Now Kindle is primarily available in 6 variants : $79 for Kindle, $99 Kindle Touch, $149 Kindle Touch 3G, $99 Kindle Keyboard, $139 Kindle Keyboard 3G and $199 Kindle Fire. Of course there is a ad-free version for most of these as well.
The lowermost entry points – $79 Kindle and $99 Kindle Touch are especially intriguing. Let’s see if Kindle Touch meets the expectations and is the $20 premium worth the step up from the fantastically affordable $79 Kindle?
Amazon Kindle Touch is not very different from Amazon Kindle. In fact, the only visible difference between the two is the bottom portion of the devices. Kindle has a toggle switch and row of buttons, while Kindle Touch a single home button, which comprises of four small horizontal bars.

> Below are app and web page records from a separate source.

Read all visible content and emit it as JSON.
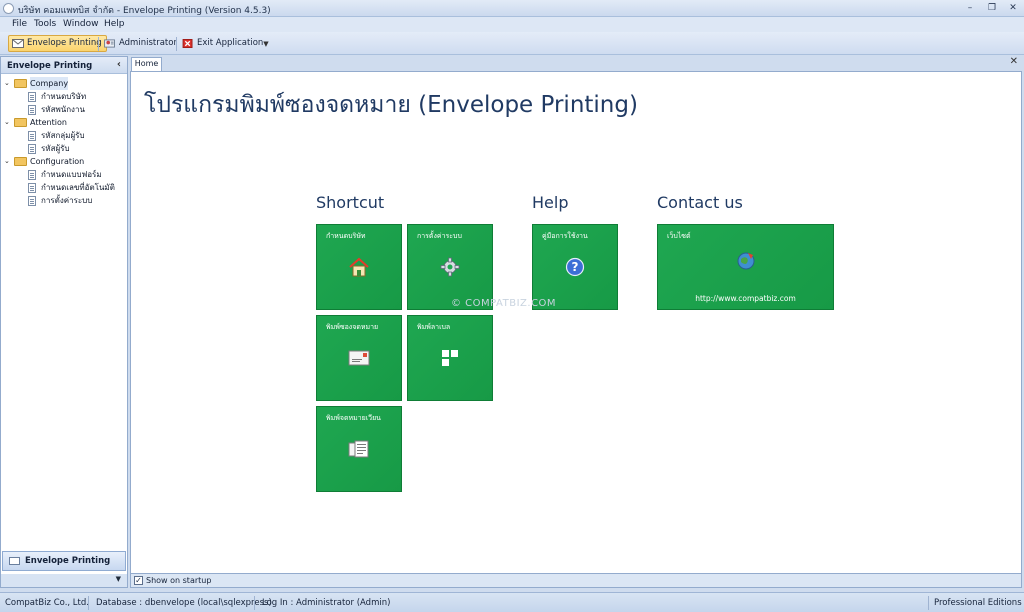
{
  "window": {
    "title": "บริษัท คอมแพทบิส จำกัด - Envelope Printing (Version 4.5.3)",
    "controls": {
      "minimize": "–",
      "restore": "❐",
      "close": "✕"
    }
  },
  "menu": [
    "File",
    "Tools",
    "Window",
    "Help"
  ],
  "toolbar": {
    "envelope_printing": "Envelope Printing",
    "administrator": "Administrator",
    "exit_application": "Exit Application"
  },
  "nav": {
    "header": "Envelope Printing",
    "tree": [
      {
        "label": "Company",
        "children": [
          "กำหนดบริษัท",
          "รหัสพนักงาน"
        ]
      },
      {
        "label": "Attention",
        "children": [
          "รหัสกลุ่มผู้รับ",
          "รหัสผู้รับ"
        ]
      },
      {
        "label": "Configuration",
        "children": [
          "กำหนดแบบฟอร์ม",
          "กำหนดเลขที่อัตโนมัติ",
          "การตั้งค่าระบบ"
        ]
      }
    ],
    "group_button": "Envelope Printing"
  },
  "tabs": {
    "home": "Home"
  },
  "home": {
    "title": "โปรแกรมพิมพ์ซองจดหมาย (Envelope Printing)",
    "watermark": "© COMPATBIZ.COM",
    "sections": {
      "shortcut": "Shortcut",
      "help": "Help",
      "contact": "Contact us"
    },
    "tiles": {
      "company": "กำหนดบริษัท",
      "settings": "การตั้งค่าระบบ",
      "print_envelope": "พิมพ์ซองจดหมาย",
      "print_label": "พิมพ์ลาเบล",
      "print_letter": "พิมพ์จดหมายเวียน",
      "manual": "คู่มือการใช้งาน",
      "website": "เว็บไซต์",
      "website_url": "http://www.compatbiz.com"
    },
    "show_on_startup": "Show on startup"
  },
  "status": {
    "company": "CompatBiz Co., Ltd.",
    "database": "Database : dbenvelope (local\\sqlexpress)",
    "login": "Log In : Administrator (Admin)",
    "edition": "Professional Editions"
  },
  "colors": {
    "tile": "#1fa751",
    "accent": "#fbd46e",
    "title_text": "#203a63"
  }
}
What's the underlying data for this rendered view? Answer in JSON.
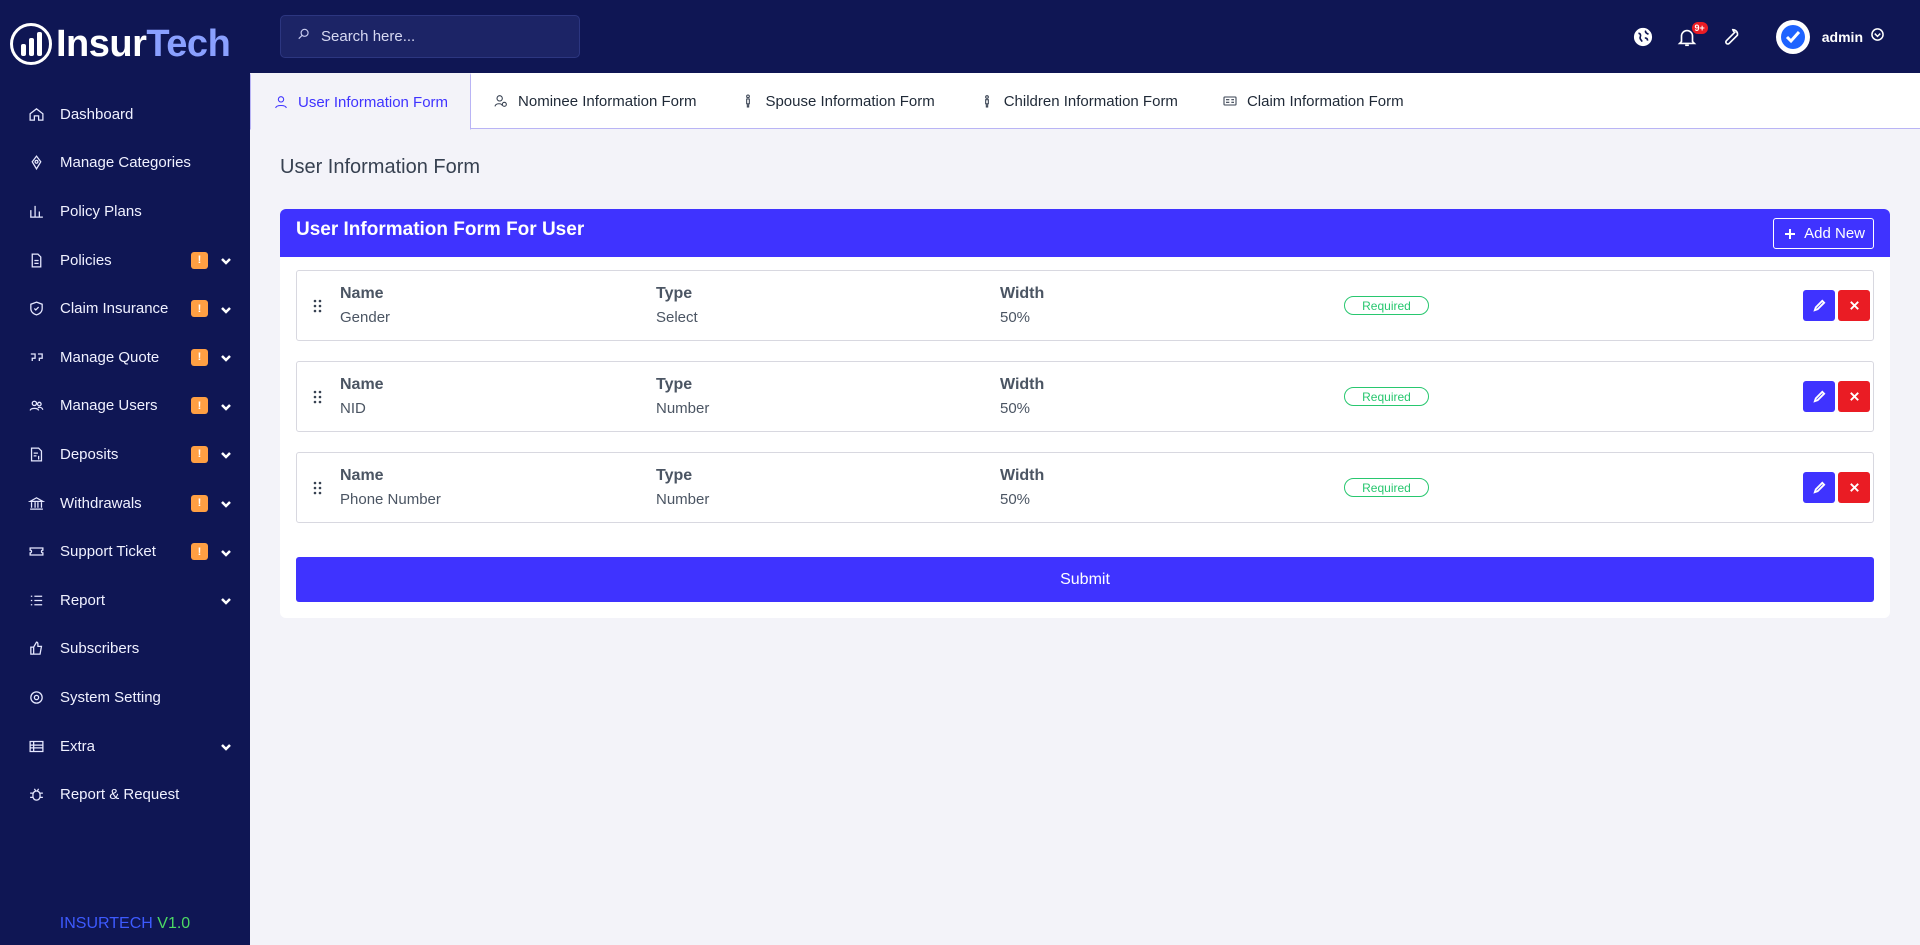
{
  "brand": {
    "logo_part1": "Insur",
    "logo_part2": "Tech",
    "version_name": "INSURTECH",
    "version_num": "V1.0"
  },
  "search": {
    "placeholder": "Search here..."
  },
  "header": {
    "notif_count": "9+",
    "user": "admin"
  },
  "sidebar": {
    "items": [
      {
        "label": "Dashboard",
        "icon": "home-icon"
      },
      {
        "label": "Manage Categories",
        "icon": "tag-icon"
      },
      {
        "label": "Policy Plans",
        "icon": "chart-icon"
      },
      {
        "label": "Policies",
        "icon": "document-icon",
        "badge": "!",
        "expandable": true
      },
      {
        "label": "Claim Insurance",
        "icon": "shield-icon",
        "badge": "!",
        "expandable": true
      },
      {
        "label": "Manage Quote",
        "icon": "quote-icon",
        "badge": "!",
        "expandable": true
      },
      {
        "label": "Manage Users",
        "icon": "users-icon",
        "badge": "!",
        "expandable": true
      },
      {
        "label": "Deposits",
        "icon": "deposit-icon",
        "badge": "!",
        "expandable": true
      },
      {
        "label": "Withdrawals",
        "icon": "bank-icon",
        "badge": "!",
        "expandable": true
      },
      {
        "label": "Support Ticket",
        "icon": "ticket-icon",
        "badge": "!",
        "expandable": true
      },
      {
        "label": "Report",
        "icon": "list-icon",
        "expandable": true
      },
      {
        "label": "Subscribers",
        "icon": "thumbs-up-icon"
      },
      {
        "label": "System Setting",
        "icon": "settings-icon"
      },
      {
        "label": "Extra",
        "icon": "table-icon",
        "expandable": true
      },
      {
        "label": "Report & Request",
        "icon": "bug-icon"
      }
    ]
  },
  "tabs": [
    {
      "label": "User Information Form",
      "active": true
    },
    {
      "label": "Nominee Information Form"
    },
    {
      "label": "Spouse Information Form"
    },
    {
      "label": "Children Information Form"
    },
    {
      "label": "Claim Information Form"
    }
  ],
  "main": {
    "page_title": "User Information Form",
    "card_title": "User Information Form For User",
    "add_label": "Add New",
    "col_name": "Name",
    "col_type": "Type",
    "col_width": "Width",
    "fields": [
      {
        "name": "Gender",
        "type": "Select",
        "width": "50%",
        "status": "Required"
      },
      {
        "name": "NID",
        "type": "Number",
        "width": "50%",
        "status": "Required"
      },
      {
        "name": "Phone Number",
        "type": "Number",
        "width": "50%",
        "status": "Required"
      }
    ],
    "submit_label": "Submit"
  },
  "colors": {
    "sidebar": "#0f1654",
    "primary": "#3f33ff",
    "danger": "#ea1c24",
    "success": "#28c76f",
    "warning": "#ff9f43"
  }
}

Headphone jack makes a return in the Kindle Touch to make use of the MP3 player, text-to-speech functionality and the ability to play audio books from Audible. Sound is also handled by two small speaker grills located along the bottom of the device’s rear.
Kindle Touch measures 6.8″ x 4.7″ x 0.40″ and weighs in at 7.5 ounces (the 3G version weighs 7.8). Amazon Touch slips pretty easily into your pants pocket — it’s really an ideal size for one of these devices. The device fits nicely in the hand, never really feeling awkward when you’re trying to read.
Kindle Touch comes with a 4GB storage. Amazon suggests that additional storage isn’t necessary as this is enough to hold up to 3,000 books, apart from the fact that the Amazon Cloud gives you unlimited storage. The battery life is of 2 months. The device takes about four hours to charge fully when connected to a computer.
The touchscreen takes some time to get used to. You only need one hand to hold the device instead of two. Instead of swiping, a tap to the left or right sides of the screen changes pages. Tapping the top of the screen brings up the main navigation, including search and the Kindle’s new “X-ray” feature, which highlights some of the key terms on the page. Just like the iOS devices, the keyboard only appears when necessary, and is well-spaced and easy to use.
Those planning to buy 3G version (only recommended for those who hit the road way too often) will have to shell out an extra $50. However, it would be a one-time charge and Amazon would fit the bill for monthly charges.
The most important distinction between the Kindle and Kindle Touch is the touchscreen. It’s the feature that makes Kindle Touch dearer by $20. Kindle has a toggle wheel, which is just not an ideal way to interact with device like this.
The Kindle Touch is as good as any touch reader out there and makes a compelling buy at $99. But keep in mind, that price is for the ad-supported, WiFi-only version. If you already own a Kindle 2 or Kindle 3, Kindle Touch is not a compelling enough buy. If you’re new, you can definitely go for Kindle Touch or even Kindle.